**STUDY MATERIAL:**
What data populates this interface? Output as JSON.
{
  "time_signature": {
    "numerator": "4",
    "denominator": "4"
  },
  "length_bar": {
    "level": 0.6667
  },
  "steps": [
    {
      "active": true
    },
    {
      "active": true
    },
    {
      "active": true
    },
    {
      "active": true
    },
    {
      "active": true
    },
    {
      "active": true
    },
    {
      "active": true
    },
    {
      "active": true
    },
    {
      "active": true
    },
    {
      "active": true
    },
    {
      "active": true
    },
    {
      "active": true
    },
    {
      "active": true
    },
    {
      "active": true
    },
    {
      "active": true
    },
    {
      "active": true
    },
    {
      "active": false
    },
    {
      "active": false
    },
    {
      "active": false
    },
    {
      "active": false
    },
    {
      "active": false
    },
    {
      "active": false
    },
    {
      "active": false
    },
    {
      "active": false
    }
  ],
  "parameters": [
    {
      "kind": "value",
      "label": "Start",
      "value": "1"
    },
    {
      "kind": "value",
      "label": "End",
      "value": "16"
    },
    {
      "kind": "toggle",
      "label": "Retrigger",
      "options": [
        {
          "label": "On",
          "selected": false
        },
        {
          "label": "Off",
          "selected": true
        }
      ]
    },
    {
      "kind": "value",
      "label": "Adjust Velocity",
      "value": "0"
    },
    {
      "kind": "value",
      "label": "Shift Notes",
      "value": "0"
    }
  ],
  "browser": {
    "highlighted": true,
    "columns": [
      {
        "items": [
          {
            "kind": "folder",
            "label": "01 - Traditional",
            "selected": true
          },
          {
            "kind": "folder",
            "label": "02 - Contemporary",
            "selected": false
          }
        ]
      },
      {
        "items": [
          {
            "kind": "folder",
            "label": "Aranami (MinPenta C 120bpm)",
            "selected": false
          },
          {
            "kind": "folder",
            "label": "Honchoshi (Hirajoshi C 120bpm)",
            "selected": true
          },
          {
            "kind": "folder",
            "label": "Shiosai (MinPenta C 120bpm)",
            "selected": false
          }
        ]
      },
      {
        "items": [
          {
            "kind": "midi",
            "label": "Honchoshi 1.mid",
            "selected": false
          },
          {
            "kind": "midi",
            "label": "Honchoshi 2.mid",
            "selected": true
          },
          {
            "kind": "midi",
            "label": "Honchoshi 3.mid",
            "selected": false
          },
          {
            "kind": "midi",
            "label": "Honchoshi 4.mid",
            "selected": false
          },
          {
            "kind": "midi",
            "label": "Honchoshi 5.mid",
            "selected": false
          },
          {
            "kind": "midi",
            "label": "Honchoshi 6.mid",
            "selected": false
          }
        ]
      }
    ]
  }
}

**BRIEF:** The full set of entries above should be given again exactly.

**ANSWER:**
What data populates this interface? Output as JSON.
{
  "time_signature": {
    "numerator": "4",
    "denominator": "4"
  },
  "length_bar": {
    "level": 0.6667
  },
  "steps": [
    {
      "active": true
    },
    {
      "active": true
    },
    {
      "active": true
    },
    {
      "active": true
    },
    {
      "active": true
    },
    {
      "active": true
    },
    {
      "active": true
    },
    {
      "active": true
    },
    {
      "active": true
    },
    {
      "active": true
    },
    {
      "active": true
    },
    {
      "active": true
    },
    {
      "active": true
    },
    {
      "active": true
    },
    {
      "active": true
    },
    {
      "active": true
    },
    {
      "active": false
    },
    {
      "active": false
    },
    {
      "active": false
    },
    {
      "active": false
    },
    {
      "active": false
    },
    {
      "active": false
    },
    {
      "active": false
    },
    {
      "active": false
    }
  ],
  "parameters": [
    {
      "kind": "value",
      "label": "Start",
      "value": "1"
    },
    {
      "kind": "value",
      "label": "End",
      "value": "16"
    },
    {
      "kind": "toggle",
      "label": "Retrigger",
      "options": [
        {
          "label": "On",
          "selected": false
        },
        {
          "label": "Off",
          "selected": true
        }
      ]
    },
    {
      "kind": "value",
      "label": "Adjust Velocity",
      "value": "0"
    },
    {
      "kind": "value",
      "label": "Shift Notes",
      "value": "0"
    }
  ],
  "browser": {
    "highlighted": true,
    "columns": [
      {
        "items": [
          {
            "kind": "folder",
            "label": "01 - Traditional",
            "selected": true
          },
          {
            "kind": "folder",
            "label": "02 - Contemporary",
            "selected": false
          }
        ]
      },
      {
        "items": [
          {
            "kind": "folder",
            "label": "Aranami (MinPenta C 120bpm)",
            "selected": false
          },
          {
            "kind": "folder",
            "label": "Honchoshi (Hirajoshi C 120bpm)",
            "selected": true
          },
          {
            "kind": "folder",
            "label": "Shiosai (MinPenta C 120bpm)",
            "selected": false
          }
        ]
      },
      {
        "items": [
          {
            "kind": "midi",
            "label": "Honchoshi 1.mid",
            "selected": false
          },
          {
            "kind": "midi",
            "label": "Honchoshi 2.mid",
            "selected": true
          },
          {
            "kind": "midi",
            "label": "Honchoshi 3.mid",
            "selected": false
          },
          {
            "kind": "midi",
            "label": "Honchoshi 4.mid",
            "selected": false
          },
          {
            "kind": "midi",
            "label": "Honchoshi 5.mid",
            "selected": false
          },
          {
            "kind": "midi",
            "label": "Honchoshi 6.mid",
            "selected": false
          }
        ]
      }
    ]
  }
}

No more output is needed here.